Passing into autumn, I’m already thinking ahead to the winter nights in the North Country. The hidden, semi-subterranean Buccaneer Lounge is a warm and cheeseburger-filled beacon on a cold, rainy evening.
I’ve taken many pictures of St. Lawrence University’s Johnson Hall, particularly at night—its sheer glass face looks particularly stunning when fully illuminated. After years at the school, I’ve realized the degree to which those pictures have aged; the trees outside no longer take the same form and the whole setting of the structure is now. After more than five years at St. Lawrence, perhaps I need to begin revisiting other structures, too.
Clear, cold winter air and a road stretching north from the Connecticut-Massachusetts border makes a lovely entrance to the Berkshires. A photogenic dusting of snow doesn’t hurt, either.
This is an example of perfect timing—as much as I like to take winter pictures, quadcopter drones like neither snow nor extremely low temperatures. Early in the season, however, there are lucky days like this one where snow is immediately followed by clear skies and above-freezing temperatures that give me a tiny window in which to capture the winter.

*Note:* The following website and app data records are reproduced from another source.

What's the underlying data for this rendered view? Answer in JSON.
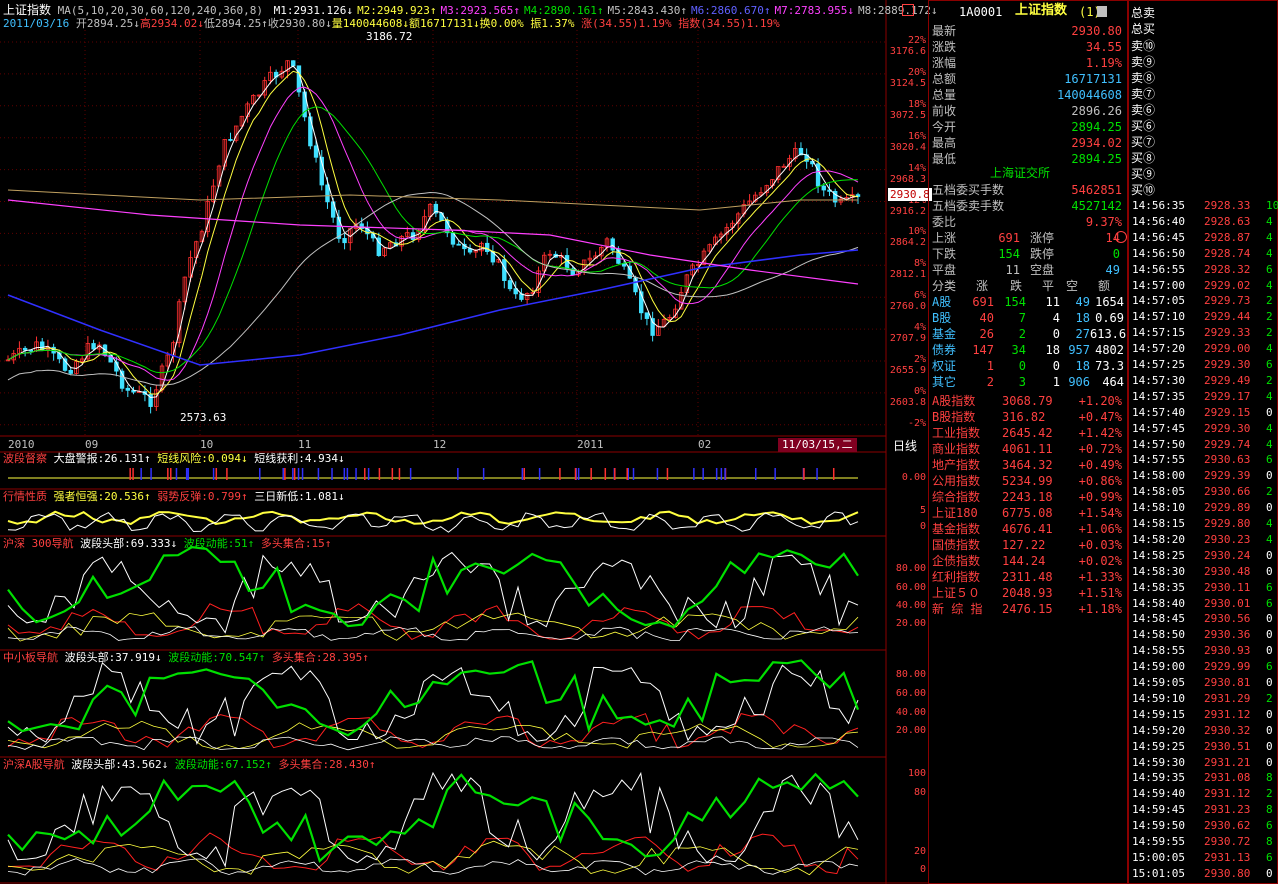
{
  "chart_title": "上证指数",
  "ma_params": "MA(5,10,20,30,60,120,240,360,8)",
  "ma_values": [
    {
      "label": "M1:2931.126↓",
      "color": "#ffffff"
    },
    {
      "label": "M2:2949.923↑",
      "color": "#ffff40"
    },
    {
      "label": "M3:2923.565↑",
      "color": "#ff40ff"
    },
    {
      "label": "M4:2890.161↑",
      "color": "#00e000"
    },
    {
      "label": "M5:2843.430↑",
      "color": "#c0c0c0"
    },
    {
      "label": "M6:2860.670↑",
      "color": "#6060ff"
    },
    {
      "label": "M7:2783.955↓",
      "color": "#ff40ff"
    },
    {
      "label": "M8:2889.172↓",
      "color": "#c0c0c0"
    }
  ],
  "ohlc_line": {
    "date": "2011/03/16",
    "open": "开2894.25↓",
    "high": "高2934.02↓",
    "low": "低2894.25↑",
    "close": "收2930.80↓",
    "vol": "量140044608↓",
    "amount": "额16717131↓",
    "turnover": "换0.00%",
    "amplitude": "振1.37%",
    "change": "涨(34.55)1.19%",
    "index": "指数(34.55)1.19%"
  },
  "annotations": {
    "high": "3186.72",
    "low": "2573.63"
  },
  "price_axis": [
    {
      "pct": "22%",
      "price": "3176.6"
    },
    {
      "pct": "20%",
      "price": "3124.5"
    },
    {
      "pct": "18%",
      "price": "3072.5"
    },
    {
      "pct": "16%",
      "price": "3020.4"
    },
    {
      "pct": "14%",
      "price": "2968.3"
    },
    {
      "pct": "12%",
      "price": "2916.2"
    },
    {
      "pct": "10%",
      "price": "2864.2"
    },
    {
      "pct": "8%",
      "price": "2812.1"
    },
    {
      "pct": "6%",
      "price": "2760.0"
    },
    {
      "pct": "4%",
      "price": "2707.9"
    },
    {
      "pct": "2%",
      "price": "2655.9"
    },
    {
      "pct": "0%",
      "price": "2603.8"
    },
    {
      "pct": "-2%",
      "price": ""
    }
  ],
  "current_price_tag": "2930.8",
  "time_axis": [
    "2010",
    "09",
    "10",
    "11",
    "12",
    "2011",
    "02"
  ],
  "cursor_date": "11/03/15,二",
  "period": "日线",
  "ind1": {
    "name": "波段督察",
    "l1": "大盘警报:26.131↑",
    "l2": "短线风险:0.094↓",
    "l3": "短线获利:4.934↓",
    "axis": [
      "0.00"
    ]
  },
  "ind2": {
    "name": "行情性质",
    "l1": "强者恒强:20.536↑",
    "l2": "弱势反弹:0.799↑",
    "l3": "三日新低:1.081↓",
    "axis": [
      "5",
      "0"
    ]
  },
  "ind3": {
    "name": "沪深 300导航",
    "l1": "波段头部:69.333↓",
    "l2": "波段动能:51↑",
    "l3": "多头集合:15↑",
    "axis": [
      "80.00",
      "60.00",
      "40.00",
      "20.00"
    ]
  },
  "ind4": {
    "name": "中小板导航",
    "l1": "波段头部:37.919↓",
    "l2": "波段动能:70.547↑",
    "l3": "多头集合:28.395↑",
    "axis": [
      "80.00",
      "60.00",
      "40.00",
      "20.00"
    ]
  },
  "ind5": {
    "name": "沪深A股导航",
    "l1": "波段头部:43.562↓",
    "l2": "波段动能:67.152↑",
    "l3": "多头集合:28.430↑",
    "axis": [
      "100",
      "80",
      "20",
      "0"
    ]
  },
  "quote": {
    "code": "1A0001",
    "name": "上证指数",
    "count": "(1)",
    "rows": [
      {
        "k": "最新",
        "v": "2930.80",
        "c": "#ff4040"
      },
      {
        "k": "涨跌",
        "v": "34.55",
        "c": "#ff4040"
      },
      {
        "k": "涨幅",
        "v": "1.19%",
        "c": "#ff4040"
      },
      {
        "k": "总额",
        "v": "16717131",
        "c": "#40c0ff"
      },
      {
        "k": "总量",
        "v": "140044608",
        "c": "#40c0ff"
      },
      {
        "k": "前收",
        "v": "2896.26",
        "c": "#c0c0c0"
      },
      {
        "k": "今开",
        "v": "2894.25",
        "c": "#00e000"
      },
      {
        "k": "最高",
        "v": "2934.02",
        "c": "#ff4040"
      },
      {
        "k": "最低",
        "v": "2894.25",
        "c": "#00e000"
      }
    ],
    "exchange": "上海证交所",
    "depth": [
      {
        "k": "五档委买手数",
        "v": "5462851",
        "c": "#ff4040"
      },
      {
        "k": "五档委卖手数",
        "v": "4527142",
        "c": "#00e000"
      },
      {
        "k": "委比",
        "v": "9.37%",
        "c": "#ff4040"
      }
    ],
    "adv": [
      {
        "k1": "上涨",
        "v1": "691",
        "k2": "涨停",
        "v2": "14"
      },
      {
        "k1": "下跌",
        "v1": "154",
        "k2": "跌停",
        "v2": "0"
      },
      {
        "k1": "平盘",
        "v1": "11",
        "k2": "空盘",
        "v2": "49"
      }
    ],
    "cat_head": [
      "分类",
      "涨",
      "跌",
      "平",
      "空",
      "额"
    ],
    "cats": [
      {
        "n": "A股",
        "u": "691",
        "d": "154",
        "f": "11",
        "e": "49",
        "a": "1654"
      },
      {
        "n": "B股",
        "u": "40",
        "d": "7",
        "f": "4",
        "e": "18",
        "a": "0.69"
      },
      {
        "n": "基金",
        "u": "26",
        "d": "2",
        "f": "0",
        "e": "27",
        "a": "613.6"
      },
      {
        "n": "债券",
        "u": "147",
        "d": "34",
        "f": "18",
        "e": "957",
        "a": "4802"
      },
      {
        "n": "权证",
        "u": "1",
        "d": "0",
        "f": "0",
        "e": "18",
        "a": "73.3"
      },
      {
        "n": "其它",
        "u": "2",
        "d": "3",
        "f": "1",
        "e": "906",
        "a": "464"
      }
    ],
    "indices": [
      {
        "n": "A股指数",
        "v": "3068.79",
        "p": "+1.20%"
      },
      {
        "n": "B股指数",
        "v": "316.82",
        "p": "+0.47%"
      },
      {
        "n": "工业指数",
        "v": "2645.42",
        "p": "+1.42%"
      },
      {
        "n": "商业指数",
        "v": "4061.11",
        "p": "+0.72%"
      },
      {
        "n": "地产指数",
        "v": "3464.32",
        "p": "+0.49%"
      },
      {
        "n": "公用指数",
        "v": "5234.99",
        "p": "+0.86%"
      },
      {
        "n": "综合指数",
        "v": "2243.18",
        "p": "+0.99%"
      },
      {
        "n": "上证180",
        "v": "6775.08",
        "p": "+1.54%"
      },
      {
        "n": "基金指数",
        "v": "4676.41",
        "p": "+1.06%"
      },
      {
        "n": "国债指数",
        "v": "127.22",
        "p": "+0.03%"
      },
      {
        "n": "企债指数",
        "v": "144.24",
        "p": "+0.02%"
      },
      {
        "n": "红利指数",
        "v": "2311.48",
        "p": "+1.33%"
      },
      {
        "n": "上证５０",
        "v": "2048.93",
        "p": "+1.51%"
      },
      {
        "n": "新 综 指",
        "v": "2476.15",
        "p": "+1.18%"
      }
    ]
  },
  "orderbook": {
    "total_sell": "总卖",
    "total_buy": "总买",
    "sells": [
      "卖⑩",
      "卖⑨",
      "卖⑧",
      "卖⑦",
      "卖⑥"
    ],
    "buys": [
      "买⑥",
      "买⑦",
      "买⑧",
      "买⑨",
      "买⑩"
    ]
  },
  "ticks": [
    {
      "t": "14:56:35",
      "p": "2928.33",
      "a": "10"
    },
    {
      "t": "14:56:40",
      "p": "2928.63",
      "a": "4"
    },
    {
      "t": "14:56:45",
      "p": "2928.87",
      "a": "4"
    },
    {
      "t": "14:56:50",
      "p": "2928.74",
      "a": "4"
    },
    {
      "t": "14:56:55",
      "p": "2928.32",
      "a": "6"
    },
    {
      "t": "14:57:00",
      "p": "2929.02",
      "a": "4"
    },
    {
      "t": "14:57:05",
      "p": "2929.73",
      "a": "2"
    },
    {
      "t": "14:57:10",
      "p": "2929.44",
      "a": "2"
    },
    {
      "t": "14:57:15",
      "p": "2929.33",
      "a": "2"
    },
    {
      "t": "14:57:20",
      "p": "2929.00",
      "a": "4"
    },
    {
      "t": "14:57:25",
      "p": "2929.30",
      "a": "6"
    },
    {
      "t": "14:57:30",
      "p": "2929.49",
      "a": "2"
    },
    {
      "t": "14:57:35",
      "p": "2929.17",
      "a": "4"
    },
    {
      "t": "14:57:40",
      "p": "2929.15",
      "a": "0"
    },
    {
      "t": "14:57:45",
      "p": "2929.30",
      "a": "4"
    },
    {
      "t": "14:57:50",
      "p": "2929.74",
      "a": "4"
    },
    {
      "t": "14:57:55",
      "p": "2930.63",
      "a": "6"
    },
    {
      "t": "14:58:00",
      "p": "2929.39",
      "a": "0"
    },
    {
      "t": "14:58:05",
      "p": "2930.66",
      "a": "2"
    },
    {
      "t": "14:58:10",
      "p": "2929.89",
      "a": "0"
    },
    {
      "t": "14:58:15",
      "p": "2929.80",
      "a": "4"
    },
    {
      "t": "14:58:20",
      "p": "2930.23",
      "a": "4"
    },
    {
      "t": "14:58:25",
      "p": "2930.24",
      "a": "0"
    },
    {
      "t": "14:58:30",
      "p": "2930.48",
      "a": "0"
    },
    {
      "t": "14:58:35",
      "p": "2930.11",
      "a": "6"
    },
    {
      "t": "14:58:40",
      "p": "2930.01",
      "a": "6"
    },
    {
      "t": "14:58:45",
      "p": "2930.56",
      "a": "0"
    },
    {
      "t": "14:58:50",
      "p": "2930.36",
      "a": "0"
    },
    {
      "t": "14:58:55",
      "p": "2930.93",
      "a": "0"
    },
    {
      "t": "14:59:00",
      "p": "2929.99",
      "a": "6"
    },
    {
      "t": "14:59:05",
      "p": "2930.81",
      "a": "0"
    },
    {
      "t": "14:59:10",
      "p": "2931.29",
      "a": "2"
    },
    {
      "t": "14:59:15",
      "p": "2931.12",
      "a": "0"
    },
    {
      "t": "14:59:20",
      "p": "2930.32",
      "a": "0"
    },
    {
      "t": "14:59:25",
      "p": "2930.51",
      "a": "0"
    },
    {
      "t": "14:59:30",
      "p": "2931.21",
      "a": "0"
    },
    {
      "t": "14:59:35",
      "p": "2931.08",
      "a": "8"
    },
    {
      "t": "14:59:40",
      "p": "2931.12",
      "a": "2"
    },
    {
      "t": "14:59:45",
      "p": "2931.23",
      "a": "8"
    },
    {
      "t": "14:59:50",
      "p": "2930.62",
      "a": "6"
    },
    {
      "t": "14:59:55",
      "p": "2930.72",
      "a": "8"
    },
    {
      "t": "15:00:05",
      "p": "2931.13",
      "a": "6"
    },
    {
      "t": "15:01:05",
      "p": "2930.80",
      "a": "0"
    }
  ]
}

From modern lasers to something a bit older: the lakeside view of Mohonk Mountain House, looking much as it has for more than 100 years. The sheer face of the cliff contines into the structure and reflects in the water.
There are many ways to define the seasons, with varying degrees of usefulness. (Solstices and equinoxes seem to have only the thinnest connection with the weather.) Perhaps the most valuable differentiation between times of the year is when one can reasonably be out on the water: “Spring” is that first moment when an afternoon in a canoe doesn’t sound miserable.